This function has returned a tuple of two elements. The first entry contains a list of mesh chunks, each of which correspond to a separate region in between two of the defined horizons. The second value returns the minimum size in meters of the extruded boundaries. This value will be used later on when running the actual simulation. We can plot the mesh chunks individually using the build in plot functionality of the mesher. Keep in mind that this may take some time for bigger meshes, so if you are running at higher frequencies you may want to skip of comment out the following cell.

f, axs = plt.subplots(2, 2, figsize=(15, 10), sharex=True)
for _i, (ax, sub_mesh) in enumerate(zip(axs.flatten(), mesh)):
    ax.set_xlabel("x (m)")
    ax.set_ylabel("y (m)")
    ax.set_title(f"Mesh Chunk {_i + 1}")
    sub_mesh.plot(show=False, figure=f, linewidths=0.1)

Our four individual mesh chunks are now properly properly sized and deformed, and are ready to be glued together. Each individual chunk has an elemental variable called region attached to it, and we'll use this variable later on to track which region is which when we're attaching parameters. To sum the mesh regions into one continuous mesh all we need to do is simply call the sum operation on the array of sub-meshes as below...

mesh = np.sum(mesh)

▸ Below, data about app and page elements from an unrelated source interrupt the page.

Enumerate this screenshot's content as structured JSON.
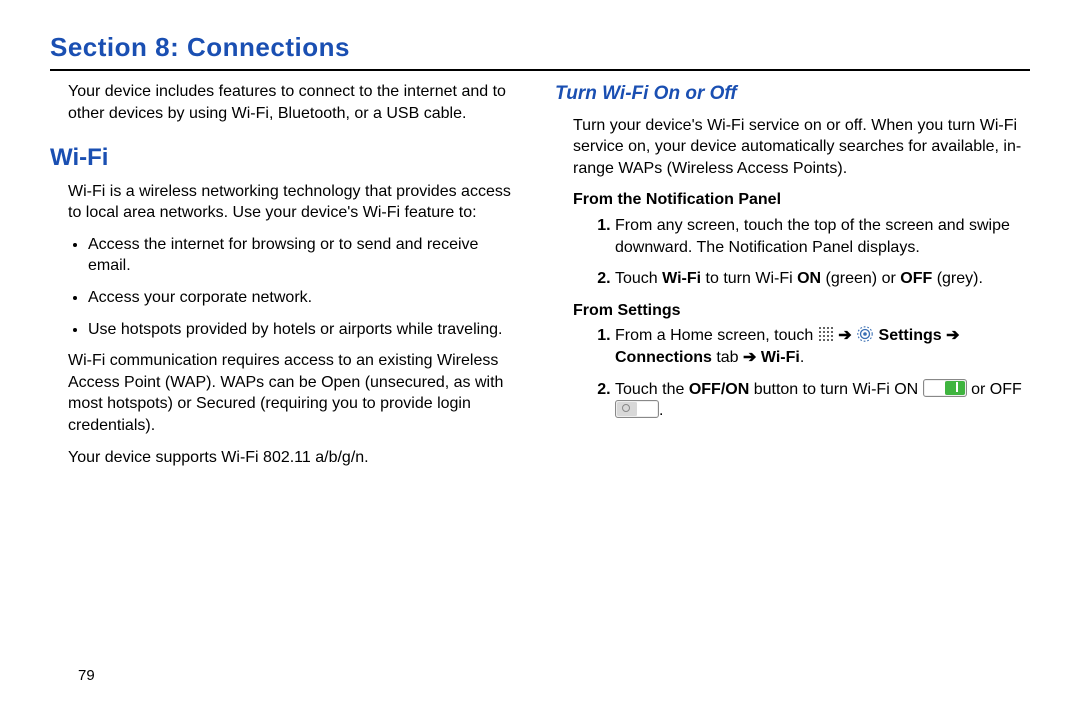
{
  "section_title": "Section 8: Connections",
  "page_number": "79",
  "left": {
    "intro": "Your device includes features to connect to the internet and to other devices by using Wi-Fi, Bluetooth, or a USB cable.",
    "wifi_heading": "Wi-Fi",
    "wifi_intro": "Wi-Fi is a wireless networking technology that provides access to local area networks. Use your device's Wi-Fi feature to:",
    "bullets": [
      "Access the internet for browsing or to send and receive email.",
      "Access your corporate network.",
      "Use hotspots provided by hotels or airports while traveling."
    ],
    "wap_para": "Wi-Fi communication requires access to an existing Wireless Access Point (WAP). WAPs can be Open (unsecured, as with most hotspots) or Secured (requiring you to provide login credentials).",
    "support_para": "Your device supports Wi-Fi 802.11 a/b/g/n."
  },
  "right": {
    "sub_heading": "Turn Wi-Fi On or Off",
    "intro": "Turn your device's Wi-Fi service on or off. When you turn Wi-Fi service on, your device automatically searches for available, in-range WAPs (Wireless Access Points).",
    "from_notif_label": "From the Notification Panel",
    "notif_steps": {
      "s1": "From any screen, touch the top of the screen and swipe downward. The Notification Panel displays.",
      "s2_pre": "Touch ",
      "s2_wifi": "Wi-Fi",
      "s2_mid": " to turn Wi-Fi ",
      "s2_on": "ON",
      "s2_green": " (green) or ",
      "s2_off": "OFF",
      "s2_grey": " (grey)."
    },
    "from_settings_label": "From Settings",
    "settings_steps": {
      "s1_pre": "From a Home screen, touch ",
      "s1_arrow1": " ➔ ",
      "s1_settings": " Settings",
      "s1_arrow2": " ➔ ",
      "s1_connections": "Connections",
      "s1_tab": " tab ",
      "s1_arrow3": "➔ ",
      "s1_wifi": "Wi-Fi",
      "s1_end": ".",
      "s2_pre": "Touch the ",
      "s2_offon": "OFF/ON",
      "s2_mid1": " button to turn Wi-Fi ON ",
      "s2_mid2": " or OFF ",
      "s2_end": "."
    }
  }
}
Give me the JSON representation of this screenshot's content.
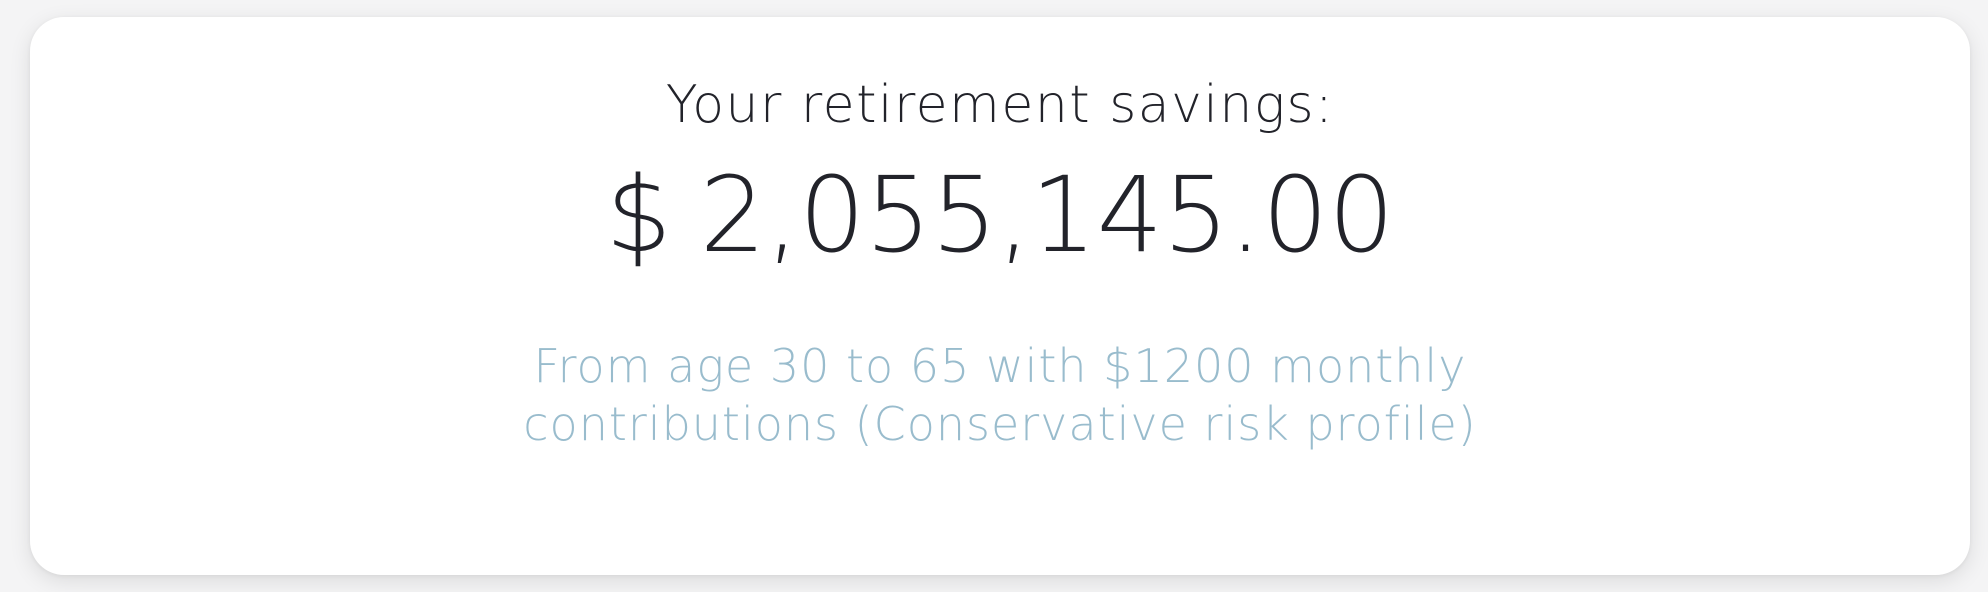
{
  "result": {
    "heading": "Your retirement savings:",
    "currency_symbol": "$",
    "amount": "2,055,145.00",
    "summary": "From age 30 to 65 with $1200 monthly contributions (Conservative risk profile)"
  },
  "colors": {
    "text_primary": "#22232a",
    "text_secondary": "#99bccd",
    "card_background": "#ffffff",
    "page_background": "#f4f4f5"
  }
}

...and now the meshing stage is complete. The cell below will visualize the complete mesh. Note that we have the usual side sets (x0, x1, y0, y1) on the edges of our mesh, but we also have additional side sets which mark the internal discontinuities. These internal side sets can be handy when placing sources and receivers, as we'll explore in a future tutorial.

mesh  # Visualize the mesh.